Boulder County is a mecca for all sorts of walking and hiking trails. When you move to Boulder with your dog, you’ll likely want to know about Boulder’s off-leash regulations as quickly as possible.
Your pooch (or pooches) are welcome to roam off-leash in many areas of Boulder. You do, however, have to know the basics so you don’t find yourself ticketed by either Animal Control or the Park Rangers.
Boulder’s Voice and Sight Dog Tag Program
First, you’re probably curious as to where you can go in the Boulder area where dogs are welcome on the trails. Boulder has an extensive dog trail map system that will let you know all of the areas you’re welcome to hike and run with your pups.
Next, if you’d like to give your dogs a bit more freedom to explore nature (under your watchful eye, of course), you’ll want to explore Boulder’s Voice and Sight Dog Tag Program.
City of Boulder requires all dog owners who wish to walk their dogs off-leash to go through a video training program. Once you’ve reviewed the video and can affirm that your dogs meet all of the criteria specified, you’re then eligible to apply for a special tag. This is a green tag that certifies your dog can and will be kept within your sight at all times while off-leash and is responsive to voice commands while on the trails. The tags cost $15 for the first tag and $5 for each additional tag for Boulder residents (currently $18.75 for non-Boulder residents). Once you apply for them online, you should receive them in the mail within 7 to 10 days.
Click here to read the City’s information on the Voice and Sight Dog Tag Program, to watch the required video, and to purchase your dog’s tags online.
A word of caution if you think you’re going to skip the green tag program because your pups are so well-behaved: we don’t recommend it. On the more popular trails, local residents have no qualms about calling the Ranger’s office and reporting hikers with untagged off-leash dogs. It’s a hefty fine if a Ranger catches you (and they’re up and down the more popular trails quite frequently — even in the early morning hours) and for $15, you can save yourself, and your pup, the hassle.
Keep in mind that the Open Space and park areas of Boulder are home to numerous types of wildlife. It’s our responsibility as pet owners to ensure that we’re following the established off-leash guidelines throughout Boulder — they’re for our safety, our pets’ safety, and for the safety of the wildlife.
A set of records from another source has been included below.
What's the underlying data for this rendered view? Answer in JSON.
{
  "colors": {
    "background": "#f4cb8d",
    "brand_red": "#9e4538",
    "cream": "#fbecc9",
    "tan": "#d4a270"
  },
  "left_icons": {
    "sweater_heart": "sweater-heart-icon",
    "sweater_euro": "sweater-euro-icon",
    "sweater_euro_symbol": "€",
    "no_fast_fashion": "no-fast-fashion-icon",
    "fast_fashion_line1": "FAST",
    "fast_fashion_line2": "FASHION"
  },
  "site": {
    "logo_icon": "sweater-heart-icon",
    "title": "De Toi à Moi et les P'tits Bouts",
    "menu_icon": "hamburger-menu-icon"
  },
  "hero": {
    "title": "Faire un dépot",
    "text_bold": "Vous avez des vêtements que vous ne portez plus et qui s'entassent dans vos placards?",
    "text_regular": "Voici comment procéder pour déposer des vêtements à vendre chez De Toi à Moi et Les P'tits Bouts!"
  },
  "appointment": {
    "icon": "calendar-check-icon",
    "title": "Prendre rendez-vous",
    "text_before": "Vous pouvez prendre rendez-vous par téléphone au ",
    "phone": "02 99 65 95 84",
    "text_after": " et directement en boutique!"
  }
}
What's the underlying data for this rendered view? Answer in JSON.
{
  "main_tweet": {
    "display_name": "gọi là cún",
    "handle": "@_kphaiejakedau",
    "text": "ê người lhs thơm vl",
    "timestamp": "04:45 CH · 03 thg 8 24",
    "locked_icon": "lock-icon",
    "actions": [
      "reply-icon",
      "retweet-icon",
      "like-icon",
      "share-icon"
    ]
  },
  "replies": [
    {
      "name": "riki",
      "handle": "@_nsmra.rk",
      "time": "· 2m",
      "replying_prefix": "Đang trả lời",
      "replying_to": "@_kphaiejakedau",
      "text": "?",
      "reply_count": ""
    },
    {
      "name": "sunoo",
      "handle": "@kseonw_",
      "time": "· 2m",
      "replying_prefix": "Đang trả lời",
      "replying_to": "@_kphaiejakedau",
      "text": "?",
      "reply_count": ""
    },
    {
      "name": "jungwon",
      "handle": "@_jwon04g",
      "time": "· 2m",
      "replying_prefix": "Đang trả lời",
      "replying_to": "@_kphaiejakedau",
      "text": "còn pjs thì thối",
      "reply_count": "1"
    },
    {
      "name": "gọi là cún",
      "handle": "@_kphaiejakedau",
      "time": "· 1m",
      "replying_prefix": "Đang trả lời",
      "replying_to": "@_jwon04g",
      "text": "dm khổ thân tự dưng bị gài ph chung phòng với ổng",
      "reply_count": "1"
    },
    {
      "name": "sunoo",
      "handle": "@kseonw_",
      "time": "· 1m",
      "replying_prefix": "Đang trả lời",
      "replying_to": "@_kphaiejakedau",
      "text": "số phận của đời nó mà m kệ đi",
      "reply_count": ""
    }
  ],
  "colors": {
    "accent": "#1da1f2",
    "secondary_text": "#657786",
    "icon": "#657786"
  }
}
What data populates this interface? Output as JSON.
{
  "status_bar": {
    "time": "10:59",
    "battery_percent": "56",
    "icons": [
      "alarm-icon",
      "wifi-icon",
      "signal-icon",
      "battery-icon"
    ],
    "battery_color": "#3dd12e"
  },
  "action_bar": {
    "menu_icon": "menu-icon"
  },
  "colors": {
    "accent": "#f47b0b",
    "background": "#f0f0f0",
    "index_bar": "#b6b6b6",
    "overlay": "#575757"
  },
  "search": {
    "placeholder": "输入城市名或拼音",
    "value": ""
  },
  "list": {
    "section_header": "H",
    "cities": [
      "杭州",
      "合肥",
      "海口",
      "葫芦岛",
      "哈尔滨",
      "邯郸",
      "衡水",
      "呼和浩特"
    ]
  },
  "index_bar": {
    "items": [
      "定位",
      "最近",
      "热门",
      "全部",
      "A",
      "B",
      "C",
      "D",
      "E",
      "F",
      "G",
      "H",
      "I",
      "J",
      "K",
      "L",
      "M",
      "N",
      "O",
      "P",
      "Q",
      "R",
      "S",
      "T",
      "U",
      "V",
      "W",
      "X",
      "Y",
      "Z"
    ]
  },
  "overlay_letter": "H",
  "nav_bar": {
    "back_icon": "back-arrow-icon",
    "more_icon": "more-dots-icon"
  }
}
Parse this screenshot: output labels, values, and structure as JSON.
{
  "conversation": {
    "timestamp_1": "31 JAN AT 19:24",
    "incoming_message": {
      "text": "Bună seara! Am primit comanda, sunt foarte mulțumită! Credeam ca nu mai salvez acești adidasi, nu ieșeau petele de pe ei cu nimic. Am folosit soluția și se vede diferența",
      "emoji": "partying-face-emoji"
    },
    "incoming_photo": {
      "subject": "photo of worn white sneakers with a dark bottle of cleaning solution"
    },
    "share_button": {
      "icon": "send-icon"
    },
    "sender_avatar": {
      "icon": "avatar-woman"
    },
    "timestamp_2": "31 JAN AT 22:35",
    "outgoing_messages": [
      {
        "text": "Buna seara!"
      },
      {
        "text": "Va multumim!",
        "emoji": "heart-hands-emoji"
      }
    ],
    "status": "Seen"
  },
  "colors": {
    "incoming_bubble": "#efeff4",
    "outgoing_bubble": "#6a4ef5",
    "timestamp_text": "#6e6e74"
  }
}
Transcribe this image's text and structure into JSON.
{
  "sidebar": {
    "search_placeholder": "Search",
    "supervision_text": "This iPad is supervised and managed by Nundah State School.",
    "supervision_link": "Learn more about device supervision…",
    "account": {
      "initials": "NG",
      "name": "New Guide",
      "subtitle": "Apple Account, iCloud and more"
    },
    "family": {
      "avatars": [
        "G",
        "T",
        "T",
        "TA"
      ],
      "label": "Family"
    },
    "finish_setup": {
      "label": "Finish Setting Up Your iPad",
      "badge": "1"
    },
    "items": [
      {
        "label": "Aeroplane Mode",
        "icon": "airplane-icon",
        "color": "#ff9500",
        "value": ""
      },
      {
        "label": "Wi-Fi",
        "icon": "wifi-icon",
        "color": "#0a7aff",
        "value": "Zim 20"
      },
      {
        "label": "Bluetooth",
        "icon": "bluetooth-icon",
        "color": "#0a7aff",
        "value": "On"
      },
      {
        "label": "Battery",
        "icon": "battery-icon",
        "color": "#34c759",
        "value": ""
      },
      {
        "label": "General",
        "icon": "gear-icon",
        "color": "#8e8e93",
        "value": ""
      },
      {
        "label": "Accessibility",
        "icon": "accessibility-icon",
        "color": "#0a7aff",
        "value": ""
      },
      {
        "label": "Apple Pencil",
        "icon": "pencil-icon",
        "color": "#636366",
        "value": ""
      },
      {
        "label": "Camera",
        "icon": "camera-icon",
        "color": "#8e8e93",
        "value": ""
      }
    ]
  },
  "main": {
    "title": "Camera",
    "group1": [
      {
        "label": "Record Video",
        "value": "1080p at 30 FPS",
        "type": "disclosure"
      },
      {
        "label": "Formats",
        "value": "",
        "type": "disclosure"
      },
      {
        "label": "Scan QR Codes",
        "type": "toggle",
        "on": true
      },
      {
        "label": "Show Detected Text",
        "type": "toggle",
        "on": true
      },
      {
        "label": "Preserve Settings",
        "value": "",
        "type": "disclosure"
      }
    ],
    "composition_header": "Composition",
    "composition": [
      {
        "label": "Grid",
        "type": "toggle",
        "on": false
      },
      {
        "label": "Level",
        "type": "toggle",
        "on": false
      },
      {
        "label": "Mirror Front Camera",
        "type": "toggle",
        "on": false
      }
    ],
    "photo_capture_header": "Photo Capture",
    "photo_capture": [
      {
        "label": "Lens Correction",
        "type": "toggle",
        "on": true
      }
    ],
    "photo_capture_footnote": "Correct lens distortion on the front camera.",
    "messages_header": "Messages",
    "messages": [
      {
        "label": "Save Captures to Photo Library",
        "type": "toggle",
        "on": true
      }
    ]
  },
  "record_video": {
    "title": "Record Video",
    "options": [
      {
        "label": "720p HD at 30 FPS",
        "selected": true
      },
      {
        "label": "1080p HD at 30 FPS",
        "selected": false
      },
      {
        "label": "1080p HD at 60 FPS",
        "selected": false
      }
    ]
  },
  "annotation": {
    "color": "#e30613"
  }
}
And finally, be sure your dog’s green tags are visible at all times (the Rangers don’t like it when you leave them at home!).